When it comes to aviation, Transport Canada works with its partners and stakeholders, including the general public, the aviation industry, of course, other federal government departments, provinces, territories, municipalities, indigenous groups and international organizations to prevent and/or reduce the adverse environmental impacts of air transportation operations.
I have some experience with that myself, having a famous little airport known as Gander, or YQX. Over the years, we have practised co-operation among the three levels of government, the Town of Gander, the Province of Newfoundland and Labrador, and of course, the Government of Canada and the board of the Gander airport authority.
In January 2017, in direct response to the community's concerns about aerodrome development, the government introduced a new regulatory requirement for anyone seeking to construct a new aerodrome to consult with affected stakeholders, including, but not limited to, the surrounding neighbours and the local land use authority. All stakeholders, including provincial governments, incidentally, can submit their comments and concerns during the consultation process. The proponent of the project must take these concerns into consideration and make reasonable efforts to mitigate them.
My friend from the NDP earlier talked about a lot of situations where one felt rammed by the other one and that there was an area of disrespect between two levels of government. However, this is a symptom of the people involved in that situation. The system we have helps to facilitate a better conversation. Sometimes these things happen, but it is not the fault of the system itself. Sometimes the players involved get a bit heated. I can apply the same sort of reasoning to small craft harbours as well.
Airports and aerodromes are the backbone of the aviation industry in Canada, an industry that employs 140,000 Canadians and contributes over $35 billion in GDP. In both examples, anyone managing an asset or building a new one must already comply with all federal and provincial laws pertaining to environmental protection, land use and development. If there is a conflict between the two jurisdictions, industry stakeholders know that the federal law will prevail.

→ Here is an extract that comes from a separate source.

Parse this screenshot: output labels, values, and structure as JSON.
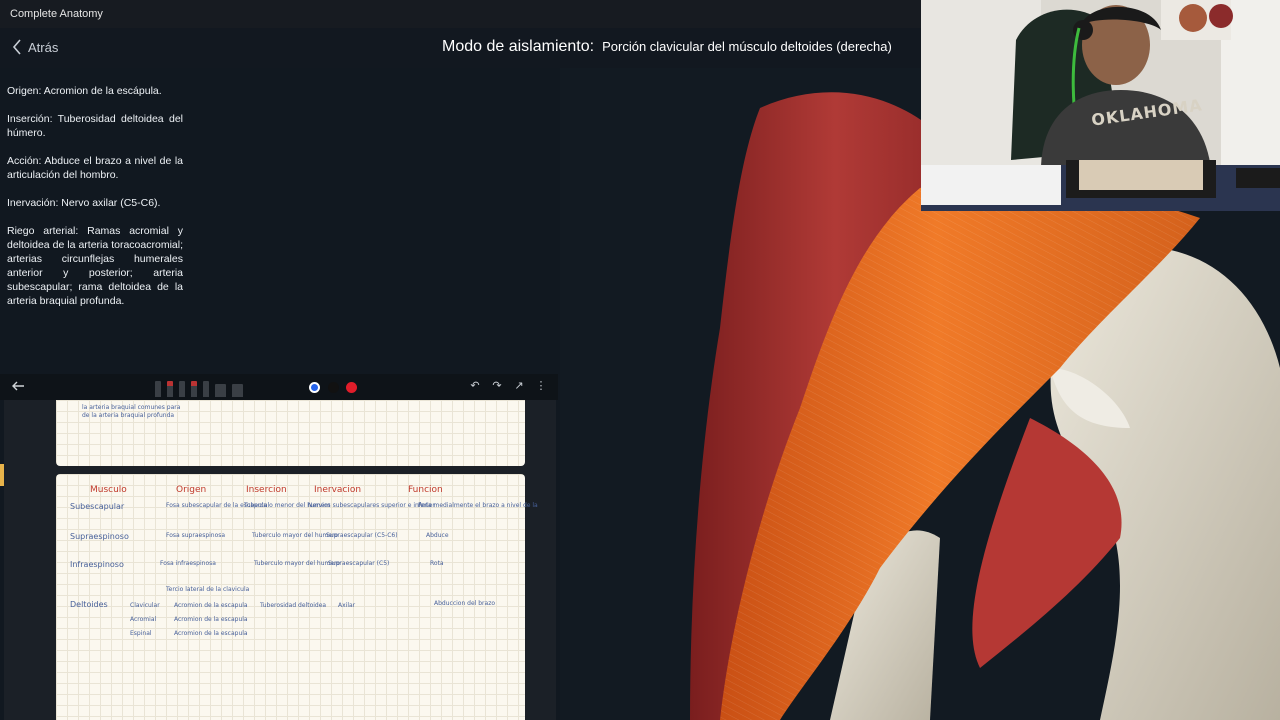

With hundreds of thousands of jobs and tens of billions of dollars at stake in the aviation sector and small craft harbour sectors alone, it is in the national interest to maintain a stable and consistent regulatory framework. The point is that sometimes federal and provincial interests and laws collide. We agree that it happens on occasion. When they do collide, there needs to be a way to determine which laws and interests should prevail. Hence, the paramountcy doctrine. Hence, the interjurisdictional immunity doctrine.

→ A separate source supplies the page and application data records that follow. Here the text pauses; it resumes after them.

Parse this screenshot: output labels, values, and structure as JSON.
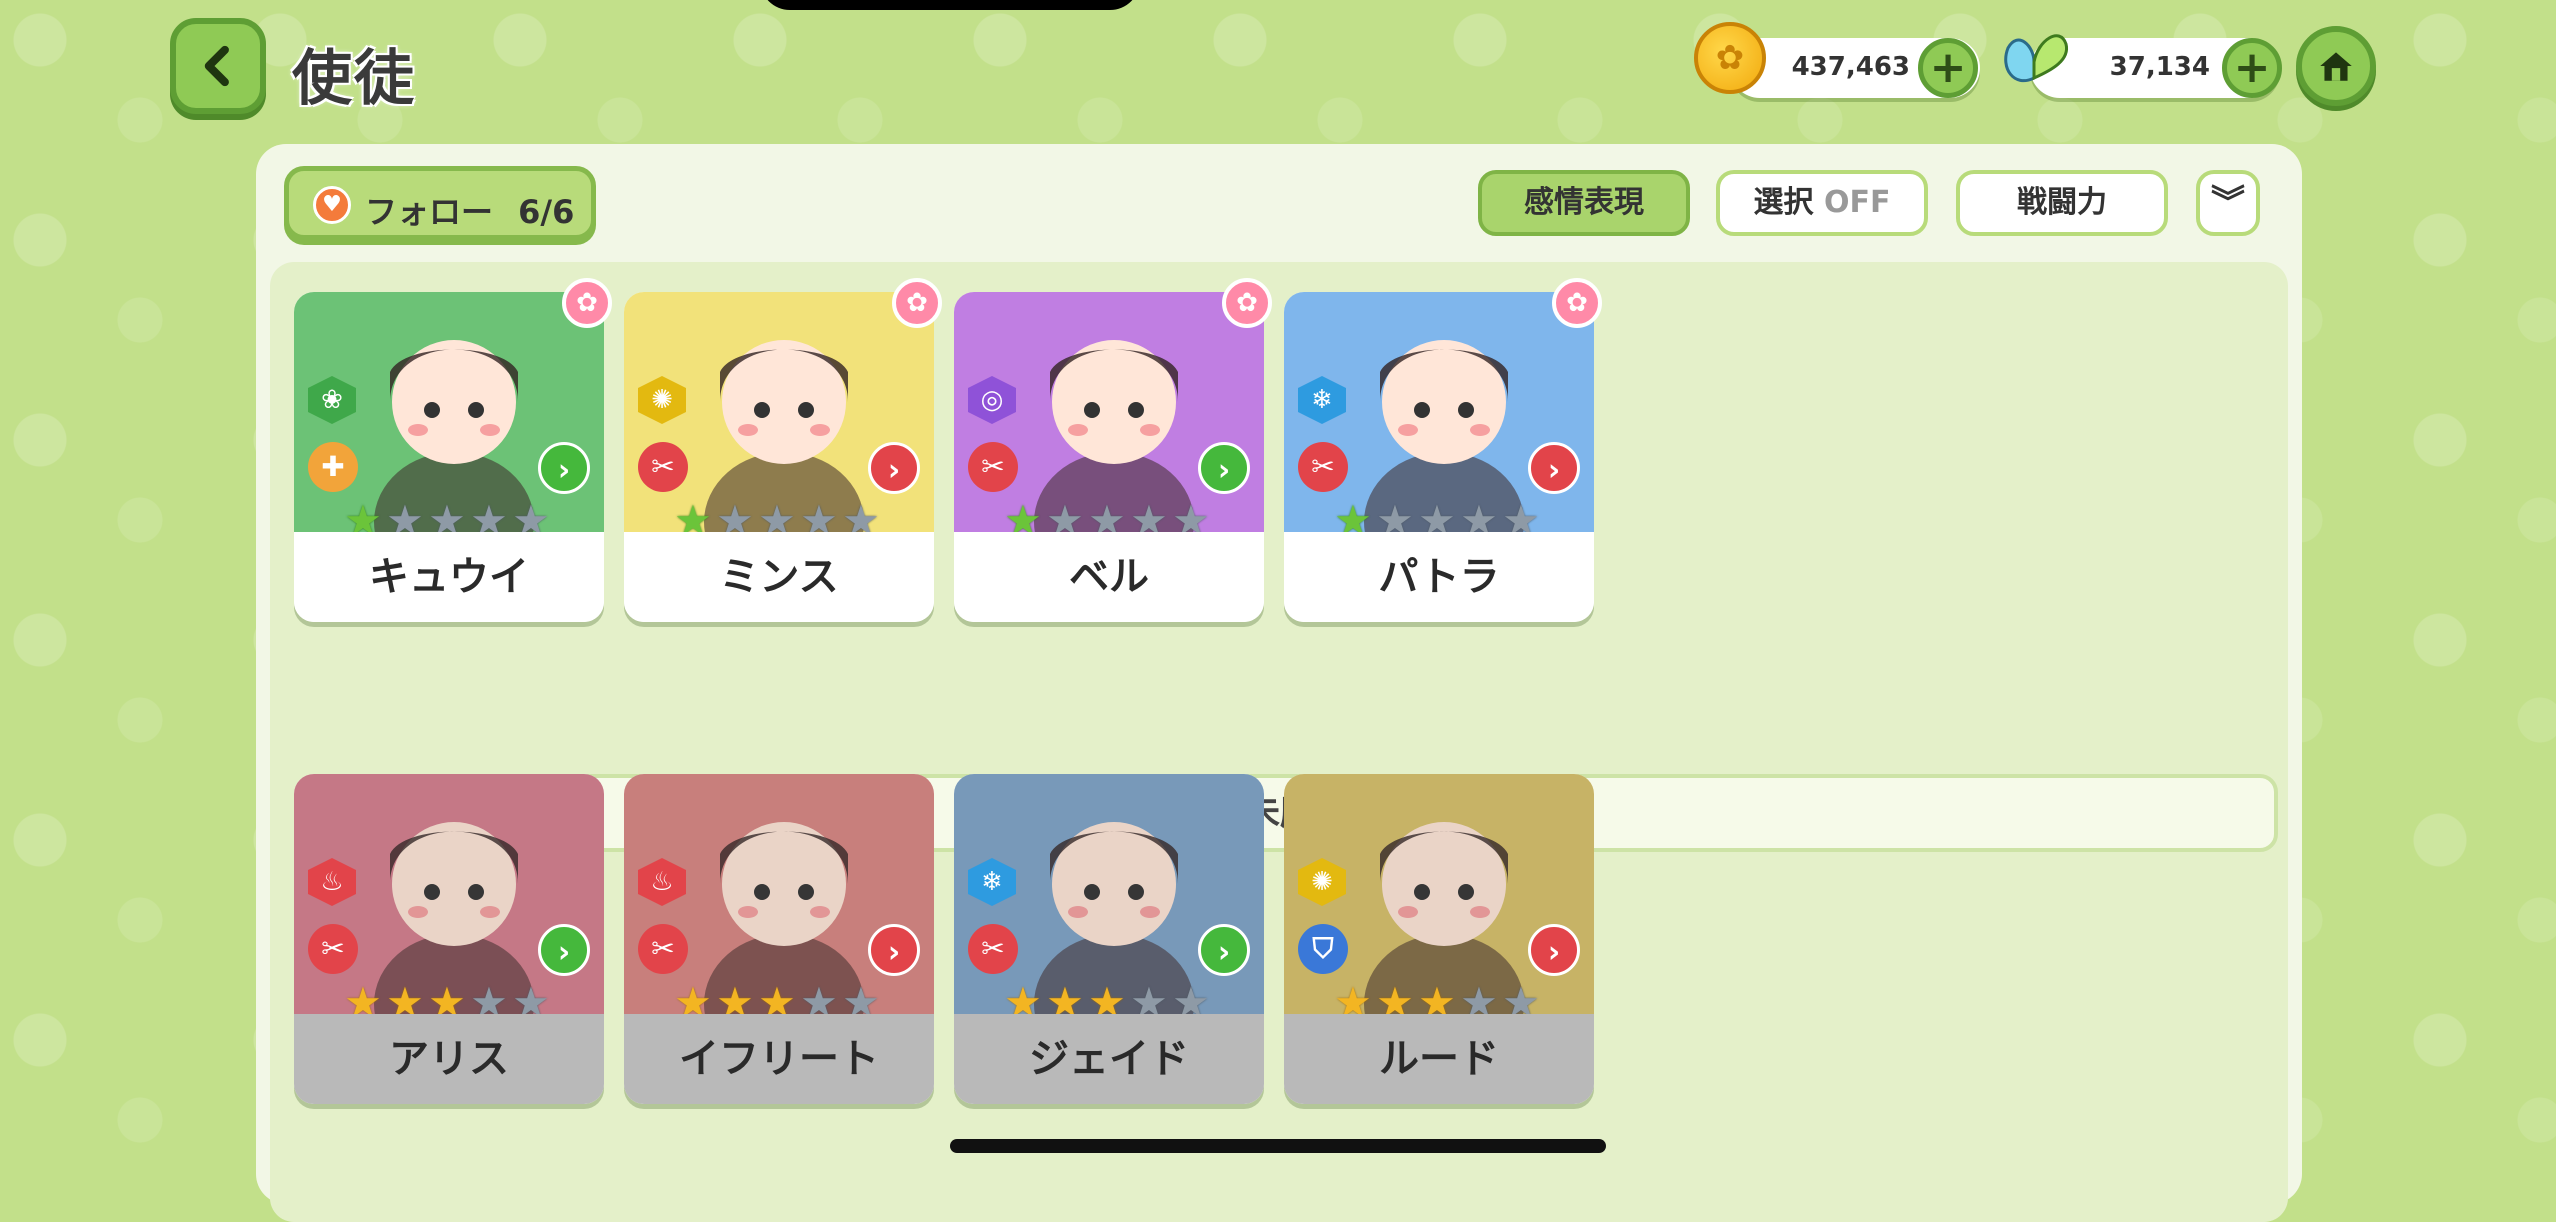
{
  "header": {
    "title": "使徒",
    "coins": "437,463",
    "gems": "37,134"
  },
  "toolbar": {
    "follow_label": "フォロー",
    "follow_count": "6/6",
    "emote_label": "感情表現",
    "select_label": "選択",
    "select_state": "OFF",
    "power_label": "戦闘力",
    "dropdown_icon": "double-chevron-down-icon"
  },
  "owned": [
    {
      "name": "キュウイ",
      "stars": 1,
      "bg": "#6cc276",
      "element": "leaf-icon",
      "element_color": "#3fa84a",
      "role": "cross-icon",
      "role_color": "#f2a43a",
      "arrow_color": "#45b83c"
    },
    {
      "name": "ミンス",
      "stars": 1,
      "bg": "#f2e27a",
      "element": "sun-icon",
      "element_color": "#e3b910",
      "role": "sword-icon",
      "role_color": "#e2444a",
      "arrow_color": "#e2444a"
    },
    {
      "name": "ベル",
      "stars": 1,
      "bg": "#c07ee2",
      "element": "swirl-icon",
      "element_color": "#8f52d8",
      "role": "sword-icon",
      "role_color": "#e2444a",
      "arrow_color": "#45b83c"
    },
    {
      "name": "パトラ",
      "stars": 1,
      "bg": "#7fb6ec",
      "element": "snowflake-icon",
      "element_color": "#2e9be0",
      "role": "sword-icon",
      "role_color": "#e2444a",
      "arrow_color": "#e2444a"
    }
  ],
  "section_unowned": "未所持",
  "unowned": [
    {
      "name": "アリス",
      "stars": 3,
      "bg": "#d57e8e",
      "element": "flame-icon",
      "element_color": "#e2444a",
      "role": "sword-icon",
      "role_color": "#e2444a",
      "arrow_color": "#45b83c"
    },
    {
      "name": "イフリート",
      "stars": 3,
      "bg": "#d98682",
      "element": "flame-icon",
      "element_color": "#e2444a",
      "role": "sword-icon",
      "role_color": "#e2444a",
      "arrow_color": "#e2444a"
    },
    {
      "name": "ジェイド",
      "stars": 3,
      "bg": "#7ea3c8",
      "element": "snowflake-icon",
      "element_color": "#2e9be0",
      "role": "sword-icon",
      "role_color": "#e2444a",
      "arrow_color": "#45b83c"
    },
    {
      "name": "ルード",
      "stars": 3,
      "bg": "#d8c169",
      "element": "sun-icon",
      "element_color": "#e3b910",
      "role": "shield-icon",
      "role_color": "#3a78d8",
      "arrow_color": "#e2444a"
    }
  ]
}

To be clear, the provinces benefit from this clear division too. They have no qualms about making the same argument when facing off against municipalities, which I have witnessed on many occasions, that seek to make changes that fall outside the jurisdiction established for them by provincial statute. Municipal bylaws, particularly those related to zoning, are routinely contested in the courts on the grounds that they are beyond the statutory authority of the municipality. Provinces do not tolerate laws that are ultra vires any more than the Government of Canada does. Of course, we are responsible for protecting those authorities.
In conclusion, what is being proposed in Bill C-392 is unworkable, because it would hamstring the federal authority rather than advance the spirit of co-operative federalism.